> **Problem**
Each line containing the string "Blog" should be copied out of the entries.

══════════════════════════════

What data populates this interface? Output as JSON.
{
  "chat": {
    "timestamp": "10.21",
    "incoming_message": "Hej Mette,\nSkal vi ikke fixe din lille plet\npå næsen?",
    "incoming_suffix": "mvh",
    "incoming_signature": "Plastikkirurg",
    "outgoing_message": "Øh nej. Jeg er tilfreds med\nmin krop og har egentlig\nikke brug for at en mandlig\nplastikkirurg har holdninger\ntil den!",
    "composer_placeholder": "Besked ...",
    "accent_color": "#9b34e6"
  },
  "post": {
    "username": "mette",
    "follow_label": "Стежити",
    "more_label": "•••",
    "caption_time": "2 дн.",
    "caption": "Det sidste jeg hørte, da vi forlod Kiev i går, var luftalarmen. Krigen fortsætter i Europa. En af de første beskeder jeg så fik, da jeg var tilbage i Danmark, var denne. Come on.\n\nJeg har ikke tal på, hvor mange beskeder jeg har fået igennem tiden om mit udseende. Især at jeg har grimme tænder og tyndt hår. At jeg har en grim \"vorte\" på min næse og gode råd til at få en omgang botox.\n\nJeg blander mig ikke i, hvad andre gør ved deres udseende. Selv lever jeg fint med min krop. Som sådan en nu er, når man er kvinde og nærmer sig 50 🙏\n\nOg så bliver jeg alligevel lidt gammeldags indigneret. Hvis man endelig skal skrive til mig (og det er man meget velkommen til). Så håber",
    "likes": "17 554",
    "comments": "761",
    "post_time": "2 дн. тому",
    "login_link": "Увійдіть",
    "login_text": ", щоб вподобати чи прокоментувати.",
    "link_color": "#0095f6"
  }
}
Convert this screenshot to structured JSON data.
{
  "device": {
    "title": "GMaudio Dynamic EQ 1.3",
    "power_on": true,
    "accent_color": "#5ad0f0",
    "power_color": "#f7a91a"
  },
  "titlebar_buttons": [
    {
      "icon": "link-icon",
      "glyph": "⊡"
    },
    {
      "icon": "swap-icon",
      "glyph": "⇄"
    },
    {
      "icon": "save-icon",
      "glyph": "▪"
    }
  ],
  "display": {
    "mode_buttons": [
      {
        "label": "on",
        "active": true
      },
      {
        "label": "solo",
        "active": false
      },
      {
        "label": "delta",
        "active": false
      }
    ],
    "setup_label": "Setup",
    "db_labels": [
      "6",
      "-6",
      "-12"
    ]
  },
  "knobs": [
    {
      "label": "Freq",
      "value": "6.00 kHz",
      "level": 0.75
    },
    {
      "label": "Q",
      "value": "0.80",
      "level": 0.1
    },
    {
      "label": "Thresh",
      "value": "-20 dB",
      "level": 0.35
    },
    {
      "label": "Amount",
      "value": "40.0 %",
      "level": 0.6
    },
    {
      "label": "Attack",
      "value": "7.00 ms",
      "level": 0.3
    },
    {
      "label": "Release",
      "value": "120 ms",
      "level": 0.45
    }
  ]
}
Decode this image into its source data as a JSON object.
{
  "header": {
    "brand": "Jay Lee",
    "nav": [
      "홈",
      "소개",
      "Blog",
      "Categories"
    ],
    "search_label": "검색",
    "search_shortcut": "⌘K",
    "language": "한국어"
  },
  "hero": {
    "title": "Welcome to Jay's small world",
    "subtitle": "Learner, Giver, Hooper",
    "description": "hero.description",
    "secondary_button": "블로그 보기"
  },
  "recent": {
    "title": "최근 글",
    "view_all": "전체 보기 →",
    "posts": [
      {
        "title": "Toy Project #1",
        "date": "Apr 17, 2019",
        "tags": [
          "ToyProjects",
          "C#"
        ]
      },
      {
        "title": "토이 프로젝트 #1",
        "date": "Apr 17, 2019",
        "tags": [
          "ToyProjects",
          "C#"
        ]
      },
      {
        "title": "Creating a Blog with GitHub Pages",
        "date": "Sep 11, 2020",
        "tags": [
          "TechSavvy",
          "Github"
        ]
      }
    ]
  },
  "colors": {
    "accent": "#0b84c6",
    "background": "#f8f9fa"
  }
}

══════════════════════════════

> **Solution to the exercise**
      "Blog",
        "title": "Creating a Blog with GitHub Pages",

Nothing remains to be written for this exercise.